## WHAT THE TASK REQUIRES
Copy every record exactly as it appears in the data below.

** Opening DATASET RECORDS block **

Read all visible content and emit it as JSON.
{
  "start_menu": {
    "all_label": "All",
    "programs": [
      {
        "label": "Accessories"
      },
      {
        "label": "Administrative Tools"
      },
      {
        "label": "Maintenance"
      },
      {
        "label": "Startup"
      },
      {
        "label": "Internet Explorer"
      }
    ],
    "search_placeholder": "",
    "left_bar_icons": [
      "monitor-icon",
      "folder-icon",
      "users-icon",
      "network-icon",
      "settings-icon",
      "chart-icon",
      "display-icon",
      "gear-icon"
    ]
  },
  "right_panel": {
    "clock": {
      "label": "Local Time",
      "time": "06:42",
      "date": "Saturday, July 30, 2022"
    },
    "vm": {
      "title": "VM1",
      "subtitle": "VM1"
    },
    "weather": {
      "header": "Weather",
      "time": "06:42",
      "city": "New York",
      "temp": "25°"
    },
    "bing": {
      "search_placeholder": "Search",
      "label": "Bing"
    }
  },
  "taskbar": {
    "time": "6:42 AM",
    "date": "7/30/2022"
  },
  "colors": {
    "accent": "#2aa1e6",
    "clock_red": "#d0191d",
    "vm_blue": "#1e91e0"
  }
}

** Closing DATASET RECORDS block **

## WRITTEN RESPONSE
Read all visible content and emit it as JSON.
{
  "start_menu": {
    "all_label": "All",
    "programs": [
      {
        "label": "Accessories"
      },
      {
        "label": "Administrative Tools"
      },
      {
        "label": "Maintenance"
      },
      {
        "label": "Startup"
      },
      {
        "label": "Internet Explorer"
      }
    ],
    "search_placeholder": "",
    "left_bar_icons": [
      "monitor-icon",
      "folder-icon",
      "users-icon",
      "network-icon",
      "settings-icon",
      "chart-icon",
      "display-icon",
      "gear-icon"
    ]
  },
  "right_panel": {
    "clock": {
      "label": "Local Time",
      "time": "06:42",
      "date": "Saturday, July 30, 2022"
    },
    "vm": {
      "title": "VM1",
      "subtitle": "VM1"
    },
    "weather": {
      "header": "Weather",
      "time": "06:42",
      "city": "New York",
      "temp": "25°"
    },
    "bing": {
      "search_placeholder": "Search",
      "label": "Bing"
    }
  },
  "taskbar": {
    "time": "6:42 AM",
    "date": "7/30/2022"
  },
  "colors": {
    "accent": "#2aa1e6",
    "clock_red": "#d0191d",
    "vm_blue": "#1e91e0"
  }
}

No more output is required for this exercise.